## Records to use

---

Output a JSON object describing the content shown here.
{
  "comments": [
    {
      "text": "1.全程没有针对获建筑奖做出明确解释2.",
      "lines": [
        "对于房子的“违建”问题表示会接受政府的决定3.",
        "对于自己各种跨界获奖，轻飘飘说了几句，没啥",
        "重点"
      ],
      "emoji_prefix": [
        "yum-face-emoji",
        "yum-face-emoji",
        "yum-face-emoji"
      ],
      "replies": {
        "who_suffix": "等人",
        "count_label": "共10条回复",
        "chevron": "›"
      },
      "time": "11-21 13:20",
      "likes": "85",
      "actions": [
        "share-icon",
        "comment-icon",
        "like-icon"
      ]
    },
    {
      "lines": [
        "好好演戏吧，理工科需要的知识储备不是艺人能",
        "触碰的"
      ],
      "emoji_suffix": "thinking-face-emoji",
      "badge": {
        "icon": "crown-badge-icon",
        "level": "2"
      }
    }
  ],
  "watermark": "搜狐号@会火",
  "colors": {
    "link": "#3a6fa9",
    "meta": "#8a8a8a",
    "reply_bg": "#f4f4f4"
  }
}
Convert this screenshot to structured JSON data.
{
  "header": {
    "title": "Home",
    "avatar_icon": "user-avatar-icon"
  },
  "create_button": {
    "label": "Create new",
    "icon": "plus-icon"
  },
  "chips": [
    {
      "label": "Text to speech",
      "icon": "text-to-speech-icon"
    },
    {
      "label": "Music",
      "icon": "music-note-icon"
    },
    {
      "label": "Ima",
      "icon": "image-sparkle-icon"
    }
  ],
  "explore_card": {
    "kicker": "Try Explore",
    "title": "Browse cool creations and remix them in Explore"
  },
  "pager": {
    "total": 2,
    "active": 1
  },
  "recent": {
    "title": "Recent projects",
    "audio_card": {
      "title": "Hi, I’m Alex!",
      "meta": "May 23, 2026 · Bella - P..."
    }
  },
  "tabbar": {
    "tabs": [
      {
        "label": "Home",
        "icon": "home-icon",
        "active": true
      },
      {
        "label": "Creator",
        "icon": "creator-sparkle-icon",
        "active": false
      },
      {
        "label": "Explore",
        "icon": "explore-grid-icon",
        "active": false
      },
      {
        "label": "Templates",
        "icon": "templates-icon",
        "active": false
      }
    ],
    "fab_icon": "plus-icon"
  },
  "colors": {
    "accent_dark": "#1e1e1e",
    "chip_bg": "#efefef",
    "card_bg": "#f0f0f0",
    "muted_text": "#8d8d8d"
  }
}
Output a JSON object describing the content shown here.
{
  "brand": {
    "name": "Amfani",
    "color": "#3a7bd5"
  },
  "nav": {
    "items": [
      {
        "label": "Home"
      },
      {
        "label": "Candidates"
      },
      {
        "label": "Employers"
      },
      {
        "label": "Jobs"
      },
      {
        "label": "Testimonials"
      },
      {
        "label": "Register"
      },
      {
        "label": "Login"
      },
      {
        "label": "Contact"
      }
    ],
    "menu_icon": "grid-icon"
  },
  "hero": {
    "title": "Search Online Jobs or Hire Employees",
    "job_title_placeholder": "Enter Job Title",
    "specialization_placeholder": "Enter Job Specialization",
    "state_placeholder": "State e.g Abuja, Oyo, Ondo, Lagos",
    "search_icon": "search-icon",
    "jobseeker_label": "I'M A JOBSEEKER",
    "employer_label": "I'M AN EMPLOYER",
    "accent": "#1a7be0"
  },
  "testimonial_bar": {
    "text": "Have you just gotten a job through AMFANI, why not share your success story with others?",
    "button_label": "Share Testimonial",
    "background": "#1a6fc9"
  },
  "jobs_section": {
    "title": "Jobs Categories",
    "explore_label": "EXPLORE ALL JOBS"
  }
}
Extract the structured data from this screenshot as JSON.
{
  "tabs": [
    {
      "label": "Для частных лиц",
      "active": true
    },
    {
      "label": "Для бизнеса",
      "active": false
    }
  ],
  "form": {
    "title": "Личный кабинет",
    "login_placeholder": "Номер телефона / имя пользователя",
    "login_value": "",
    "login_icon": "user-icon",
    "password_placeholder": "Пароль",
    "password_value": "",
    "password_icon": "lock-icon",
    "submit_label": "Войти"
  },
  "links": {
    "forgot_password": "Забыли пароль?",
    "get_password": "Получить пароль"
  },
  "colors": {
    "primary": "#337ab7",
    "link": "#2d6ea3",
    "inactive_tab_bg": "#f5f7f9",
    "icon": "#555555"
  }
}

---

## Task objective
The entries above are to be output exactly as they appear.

## Written response
Output a JSON object describing the content shown here.
{
  "comments": [
    {
      "text": "1.全程没有针对获建筑奖做出明确解释2.",
      "lines": [
        "对于房子的“违建”问题表示会接受政府的决定3.",
        "对于自己各种跨界获奖，轻飘飘说了几句，没啥",
        "重点"
      ],
      "emoji_prefix": [
        "yum-face-emoji",
        "yum-face-emoji",
        "yum-face-emoji"
      ],
      "replies": {
        "who_suffix": "等人",
        "count_label": "共10条回复",
        "chevron": "›"
      },
      "time": "11-21 13:20",
      "likes": "85",
      "actions": [
        "share-icon",
        "comment-icon",
        "like-icon"
      ]
    },
    {
      "lines": [
        "好好演戏吧，理工科需要的知识储备不是艺人能",
        "触碰的"
      ],
      "emoji_suffix": "thinking-face-emoji",
      "badge": {
        "icon": "crown-badge-icon",
        "level": "2"
      }
    }
  ],
  "watermark": "搜狐号@会火",
  "colors": {
    "link": "#3a6fa9",
    "meta": "#8a8a8a",
    "reply_bg": "#f4f4f4"
  }
}
Convert this screenshot to structured JSON data.
{
  "header": {
    "title": "Home",
    "avatar_icon": "user-avatar-icon"
  },
  "create_button": {
    "label": "Create new",
    "icon": "plus-icon"
  },
  "chips": [
    {
      "label": "Text to speech",
      "icon": "text-to-speech-icon"
    },
    {
      "label": "Music",
      "icon": "music-note-icon"
    },
    {
      "label": "Ima",
      "icon": "image-sparkle-icon"
    }
  ],
  "explore_card": {
    "kicker": "Try Explore",
    "title": "Browse cool creations and remix them in Explore"
  },
  "pager": {
    "total": 2,
    "active": 1
  },
  "recent": {
    "title": "Recent projects",
    "audio_card": {
      "title": "Hi, I’m Alex!",
      "meta": "May 23, 2026 · Bella - P..."
    }
  },
  "tabbar": {
    "tabs": [
      {
        "label": "Home",
        "icon": "home-icon",
        "active": true
      },
      {
        "label": "Creator",
        "icon": "creator-sparkle-icon",
        "active": false
      },
      {
        "label": "Explore",
        "icon": "explore-grid-icon",
        "active": false
      },
      {
        "label": "Templates",
        "icon": "templates-icon",
        "active": false
      }
    ],
    "fab_icon": "plus-icon"
  },
  "colors": {
    "accent_dark": "#1e1e1e",
    "chip_bg": "#efefef",
    "card_bg": "#f0f0f0",
    "muted_text": "#8d8d8d"
  }
}
Output a JSON object describing the content shown here.
{
  "brand": {
    "name": "Amfani",
    "color": "#3a7bd5"
  },
  "nav": {
    "items": [
      {
        "label": "Home"
      },
      {
        "label": "Candidates"
      },
      {
        "label": "Employers"
      },
      {
        "label": "Jobs"
      },
      {
        "label": "Testimonials"
      },
      {
        "label": "Register"
      },
      {
        "label": "Login"
      },
      {
        "label": "Contact"
      }
    ],
    "menu_icon": "grid-icon"
  },
  "hero": {
    "title": "Search Online Jobs or Hire Employees",
    "job_title_placeholder": "Enter Job Title",
    "specialization_placeholder": "Enter Job Specialization",
    "state_placeholder": "State e.g Abuja, Oyo, Ondo, Lagos",
    "search_icon": "search-icon",
    "jobseeker_label": "I'M A JOBSEEKER",
    "employer_label": "I'M AN EMPLOYER",
    "accent": "#1a7be0"
  },
  "testimonial_bar": {
    "text": "Have you just gotten a job through AMFANI, why not share your success story with others?",
    "button_label": "Share Testimonial",
    "background": "#1a6fc9"
  },
  "jobs_section": {
    "title": "Jobs Categories",
    "explore_label": "EXPLORE ALL JOBS"
  }
}
Extract the structured data from this screenshot as JSON.
{
  "tabs": [
    {
      "label": "Для частных лиц",
      "active": true
    },
    {
      "label": "Для бизнеса",
      "active": false
    }
  ],
  "form": {
    "title": "Личный кабинет",
    "login_placeholder": "Номер телефона / имя пользователя",
    "login_value": "",
    "login_icon": "user-icon",
    "password_placeholder": "Пароль",
    "password_value": "",
    "password_icon": "lock-icon",
    "submit_label": "Войти"
  },
  "links": {
    "forgot_password": "Забыли пароль?",
    "get_password": "Получить пароль"
  },
  "colors": {
    "primary": "#337ab7",
    "link": "#2d6ea3",
    "inactive_tab_bg": "#f5f7f9",
    "icon": "#555555"
  }
}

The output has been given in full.